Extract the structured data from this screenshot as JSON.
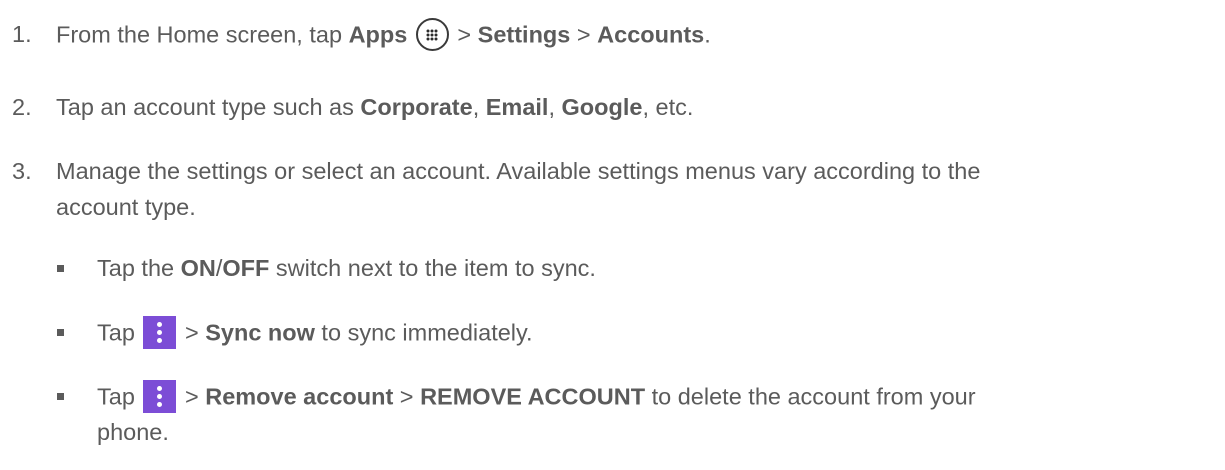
{
  "steps": [
    {
      "number": "1.",
      "pre": "From the Home screen, tap ",
      "apps": "Apps",
      "sep1": " > ",
      "settings": "Settings",
      "sep2": " > ",
      "accounts": "Accounts",
      "end": "."
    },
    {
      "number": "2.",
      "pre": "Tap an account type such as ",
      "corporate": "Corporate",
      "c1": ", ",
      "email": "Email",
      "c2": ", ",
      "google": "Google",
      "end": ", etc."
    },
    {
      "number": "3.",
      "line1": "Manage the settings or select an account. Available settings menus vary according to the",
      "line2": "account type."
    }
  ],
  "bullets": [
    {
      "pre": "Tap the ",
      "on": "ON",
      "slash": "/",
      "off": "OFF",
      "post": " switch next to the item to sync."
    },
    {
      "pre": "Tap ",
      "sep": " > ",
      "sync": "Sync now",
      "post": " to sync immediately."
    },
    {
      "pre": "Tap ",
      "sep": " > ",
      "remove": "Remove account",
      "sep2": " > ",
      "remove_caps": "REMOVE ACCOUNT",
      "post": " to delete the account from your",
      "line2": "phone."
    }
  ],
  "icons": {
    "apps": "apps-grid-icon",
    "menu": "more-vert-icon",
    "menu_color": "#7c4dd6"
  },
  "colors": {
    "text": "#5b5b5b"
  }
}
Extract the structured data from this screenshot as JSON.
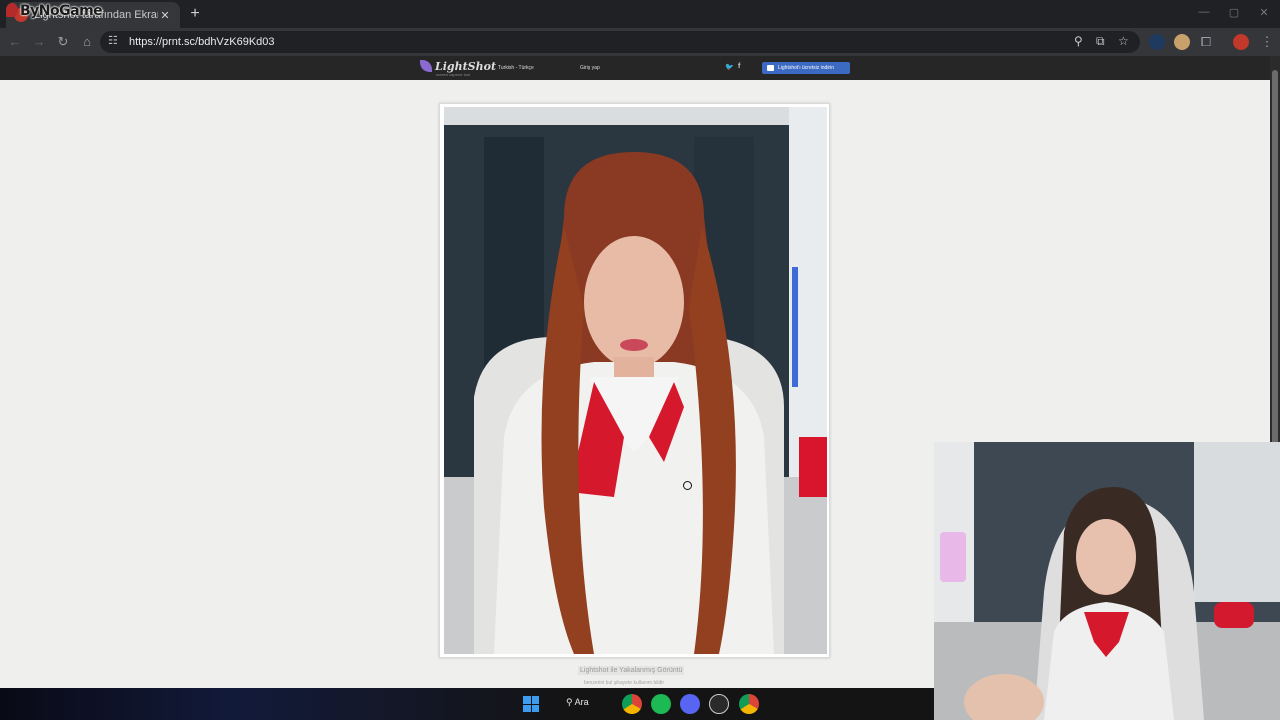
{
  "browser": {
    "tab_title": "Lightshot tarafından Ekran Görüntüsü",
    "overlay_brand": "ByNoGame",
    "url": "https://prnt.sc/bdhVzK69Kd03"
  },
  "lightshot": {
    "logo": "LightShot",
    "tagline": "screen capture tool",
    "language": "Turkish - Türkçe",
    "login": "Giriş yap",
    "download_button": "Lightshot'ı ücretsiz indirin",
    "caption": "Lightshot ile Yakalanmış Görüntü",
    "caption_sub": "benzerini bul   şikayete kullanım bildir"
  },
  "taskbar": {
    "search_label": "Ara"
  },
  "icons": [
    "back-icon",
    "forward-icon",
    "reload-icon",
    "home-icon",
    "site-settings-icon",
    "zoom-icon",
    "install-icon",
    "bookmark-star-icon",
    "extensions-icon",
    "menu-icon",
    "windows-start-icon",
    "search-icon",
    "chrome-icon",
    "spotify-icon",
    "discord-icon",
    "steam-icon"
  ]
}
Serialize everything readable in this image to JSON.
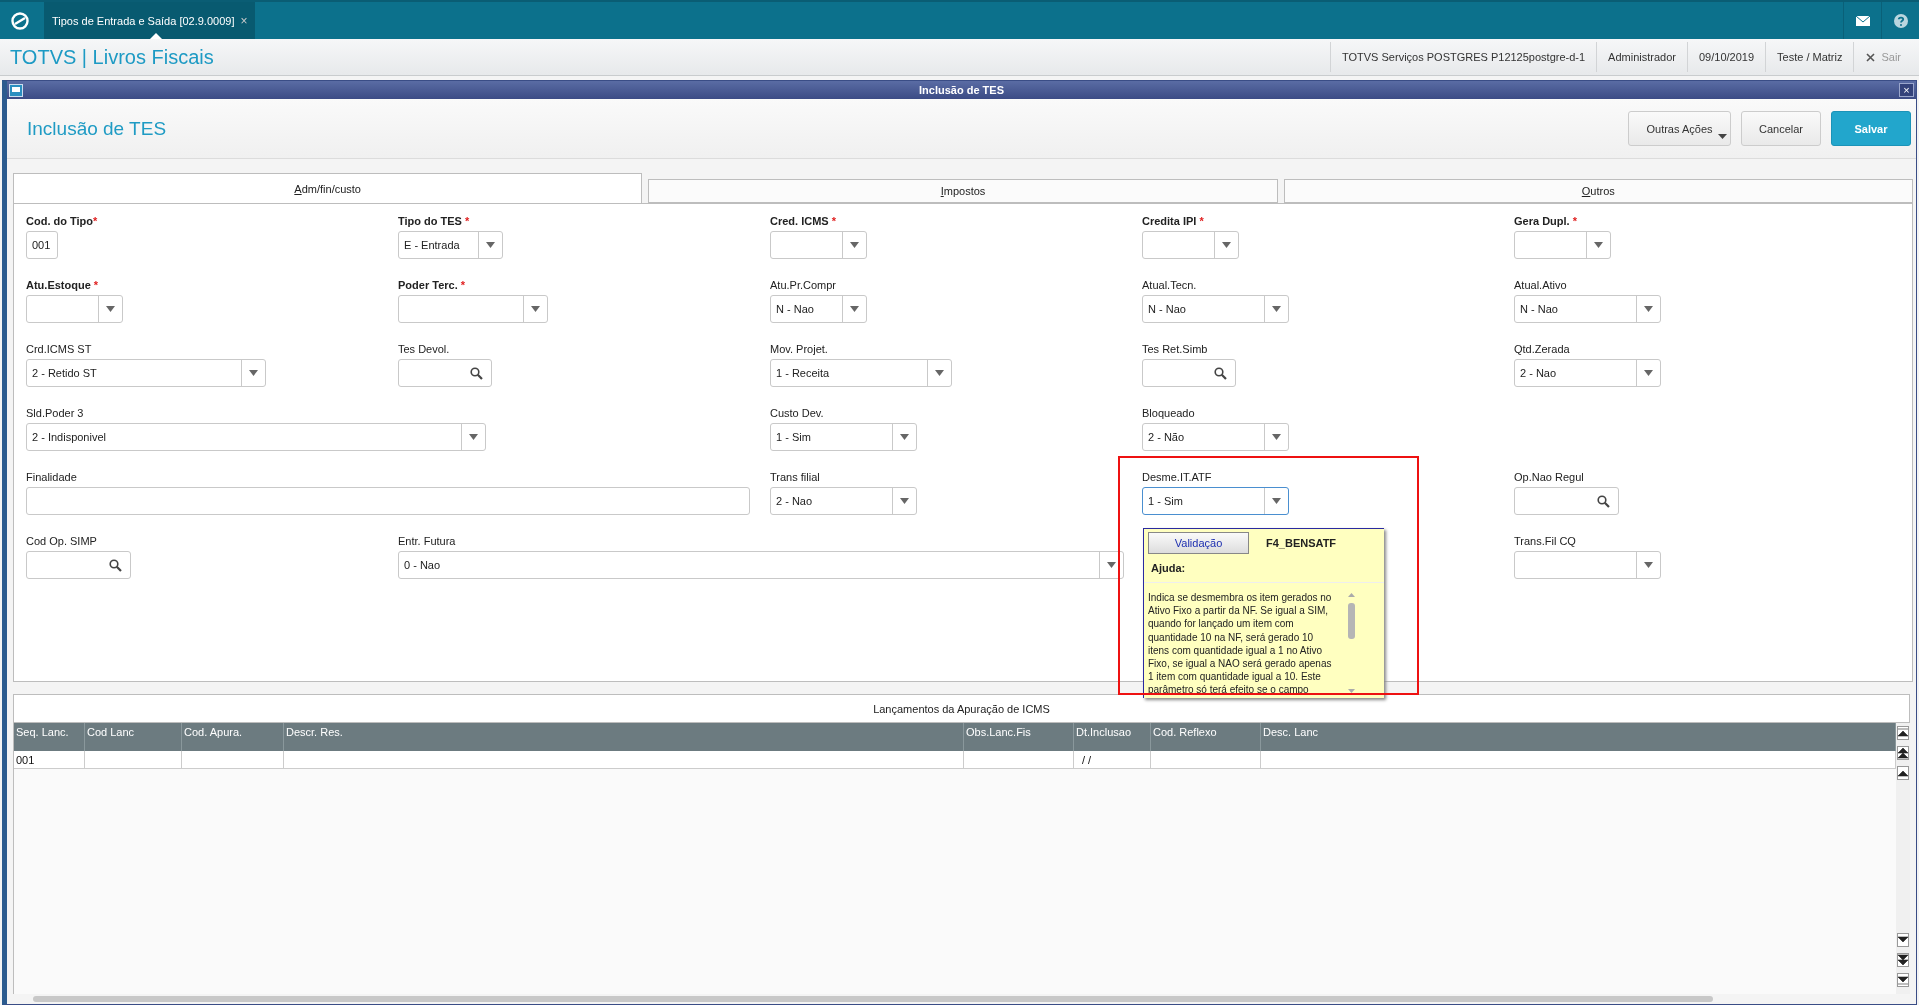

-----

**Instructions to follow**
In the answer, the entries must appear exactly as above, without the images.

**Response to the task**
Extract the structured data from this screenshot as JSON.
{
  "steps": [
    {
      "number": "1.",
      "pre": "From the Home screen, tap ",
      "apps": "Apps",
      "sep1": " > ",
      "settings": "Settings",
      "sep2": " > ",
      "accounts": "Accounts",
      "end": "."
    },
    {
      "number": "2.",
      "pre": "Tap an account type such as ",
      "corporate": "Corporate",
      "c1": ", ",
      "email": "Email",
      "c2": ", ",
      "google": "Google",
      "end": ", etc."
    },
    {
      "number": "3.",
      "line1": "Manage the settings or select an account. Available settings menus vary according to the",
      "line2": "account type."
    }
  ],
  "bullets": [
    {
      "pre": "Tap the ",
      "on": "ON",
      "slash": "/",
      "off": "OFF",
      "post": " switch next to the item to sync."
    },
    {
      "pre": "Tap ",
      "sep": " > ",
      "sync": "Sync now",
      "post": " to sync immediately."
    },
    {
      "pre": "Tap ",
      "sep": " > ",
      "remove": "Remove account",
      "sep2": " > ",
      "remove_caps": "REMOVE ACCOUNT",
      "post": " to delete the account from your",
      "line2": "phone."
    }
  ],
  "icons": {
    "apps": "apps-grid-icon",
    "menu": "more-vert-icon",
    "menu_color": "#7c4dd6"
  },
  "colors": {
    "text": "#5b5b5b"
  }
}
Extract the structured data from this screenshot as JSON.
{
  "browser": {
    "tab_title": "Lightshot tarafından Ekran Görüntüsü",
    "overlay_brand": "ByNoGame",
    "url": "https://prnt.sc/bdhVzK69Kd03"
  },
  "lightshot": {
    "logo": "LightShot",
    "tagline": "screen capture tool",
    "language": "Turkish - Türkçe",
    "login": "Giriş yap",
    "download_button": "Lightshot'ı ücretsiz indirin",
    "caption": "Lightshot ile Yakalanmış Görüntü",
    "caption_sub": "benzerini bul   şikayete kullanım bildir"
  },
  "taskbar": {
    "search_label": "Ara"
  },
  "icons": [
    "back-icon",
    "forward-icon",
    "reload-icon",
    "home-icon",
    "site-settings-icon",
    "zoom-icon",
    "install-icon",
    "bookmark-star-icon",
    "extensions-icon",
    "menu-icon",
    "windows-start-icon",
    "search-icon",
    "chrome-icon",
    "spotify-icon",
    "discord-icon",
    "steam-icon"
  ]
}
Serialize everything readable in this image to JSON.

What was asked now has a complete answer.